Exercise: Skip the pictures and repeat each line of the data exactly.

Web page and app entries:
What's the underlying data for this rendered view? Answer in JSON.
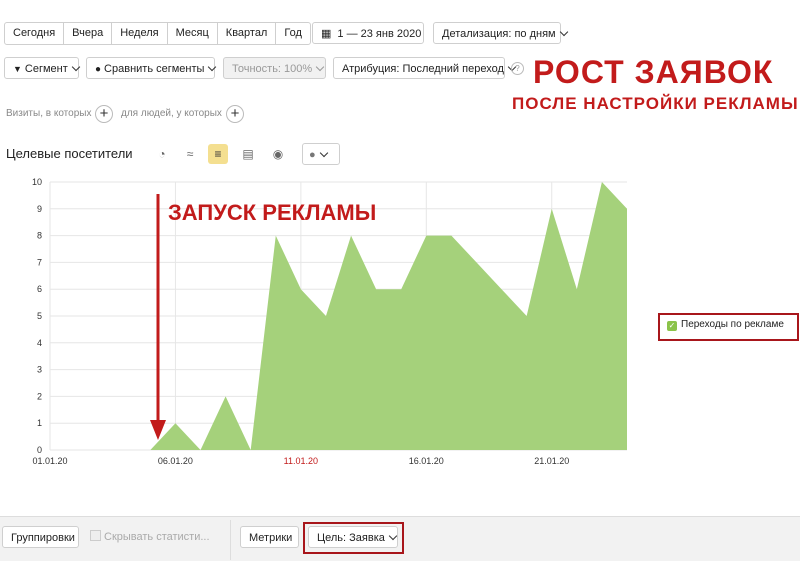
{
  "periods": [
    "Сегодня",
    "Вчера",
    "Неделя",
    "Месяц",
    "Квартал",
    "Год"
  ],
  "date_range": "1 — 23 янв 2020",
  "detail": "Детализация: по дням",
  "toolbar2": {
    "segment": "Сегмент",
    "compare": "Сравнить сегменты",
    "accuracy": "Точность: 100%",
    "attribution": "Атрибуция: Последний переход"
  },
  "filters": {
    "visits": "Визиты, в которых",
    "people": "для людей, у которых"
  },
  "chart_title": "Целевые посетители",
  "overlay": {
    "headline": "РОСТ ЗАЯВОК",
    "subline": "ПОСЛЕ НАСТРОЙКИ РЕКЛАМЫ",
    "launch": "ЗАПУСК РЕКЛАМЫ"
  },
  "legend_label": "Переходы по рекламе",
  "bottom": {
    "grouping": "Группировки",
    "hide_stats": "Скрывать статисти...",
    "metrics": "Метрики",
    "goal": "Цель: Заявка"
  },
  "colors": {
    "area": "#a5d17b",
    "accent": "#c21b1b",
    "active_icon_bg": "#f4df90"
  },
  "icons": [
    "pie-chart-icon",
    "line-chart-icon",
    "area-chart-icon",
    "bar-chart-icon",
    "map-pin-icon",
    "comment-icon"
  ],
  "chart_data": {
    "type": "area",
    "x": [
      "01.01.20",
      "02.01.20",
      "03.01.20",
      "04.01.20",
      "05.01.20",
      "06.01.20",
      "07.01.20",
      "08.01.20",
      "09.01.20",
      "10.01.20",
      "11.01.20",
      "12.01.20",
      "13.01.20",
      "14.01.20",
      "15.01.20",
      "16.01.20",
      "17.01.20",
      "18.01.20",
      "19.01.20",
      "20.01.20",
      "21.01.20",
      "22.01.20",
      "23.01.20"
    ],
    "values": [
      0,
      0,
      0,
      0,
      0,
      1,
      0,
      2,
      0,
      8,
      6,
      5,
      8,
      6,
      6,
      8,
      8,
      7,
      6,
      5,
      9,
      6,
      10,
      9
    ],
    "x_ticks": [
      "01.01.20",
      "06.01.20",
      "11.01.20",
      "16.01.20",
      "21.01.20"
    ],
    "highlight_tick": "11.01.20",
    "y_ticks": [
      0,
      1,
      2,
      3,
      4,
      5,
      6,
      7,
      8,
      9,
      10
    ],
    "ylim": [
      0,
      10
    ],
    "series": [
      {
        "name": "Переходы по рекламе"
      }
    ],
    "grid": true,
    "legend": "right"
  }
}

Output:
What's the underlying data for this rendered view? Answer in JSON.
{
  "periods": [
    "Сегодня",
    "Вчера",
    "Неделя",
    "Месяц",
    "Квартал",
    "Год"
  ],
  "date_range": "1 — 23 янв 2020",
  "detail": "Детализация: по дням",
  "toolbar2": {
    "segment": "Сегмент",
    "compare": "Сравнить сегменты",
    "accuracy": "Точность: 100%",
    "attribution": "Атрибуция: Последний переход"
  },
  "filters": {
    "visits": "Визиты, в которых",
    "people": "для людей, у которых"
  },
  "chart_title": "Целевые посетители",
  "overlay": {
    "headline": "РОСТ ЗАЯВОК",
    "subline": "ПОСЛЕ НАСТРОЙКИ РЕКЛАМЫ",
    "launch": "ЗАПУСК РЕКЛАМЫ"
  },
  "legend_label": "Переходы по рекламе",
  "bottom": {
    "grouping": "Группировки",
    "hide_stats": "Скрывать статисти...",
    "metrics": "Метрики",
    "goal": "Цель: Заявка"
  },
  "colors": {
    "area": "#a5d17b",
    "accent": "#c21b1b",
    "active_icon_bg": "#f4df90"
  },
  "icons": [
    "pie-chart-icon",
    "line-chart-icon",
    "area-chart-icon",
    "bar-chart-icon",
    "map-pin-icon",
    "comment-icon"
  ],
  "chart_data": {
    "type": "area",
    "x": [
      "01.01.20",
      "02.01.20",
      "03.01.20",
      "04.01.20",
      "05.01.20",
      "06.01.20",
      "07.01.20",
      "08.01.20",
      "09.01.20",
      "10.01.20",
      "11.01.20",
      "12.01.20",
      "13.01.20",
      "14.01.20",
      "15.01.20",
      "16.01.20",
      "17.01.20",
      "18.01.20",
      "19.01.20",
      "20.01.20",
      "21.01.20",
      "22.01.20",
      "23.01.20"
    ],
    "values": [
      0,
      0,
      0,
      0,
      0,
      1,
      0,
      2,
      0,
      8,
      6,
      5,
      8,
      6,
      6,
      8,
      8,
      7,
      6,
      5,
      9,
      6,
      10,
      9
    ],
    "x_ticks": [
      "01.01.20",
      "06.01.20",
      "11.01.20",
      "16.01.20",
      "21.01.20"
    ],
    "highlight_tick": "11.01.20",
    "y_ticks": [
      0,
      1,
      2,
      3,
      4,
      5,
      6,
      7,
      8,
      9,
      10
    ],
    "ylim": [
      0,
      10
    ],
    "series": [
      {
        "name": "Переходы по рекламе"
      }
    ],
    "grid": true,
    "legend": "right"
  }
}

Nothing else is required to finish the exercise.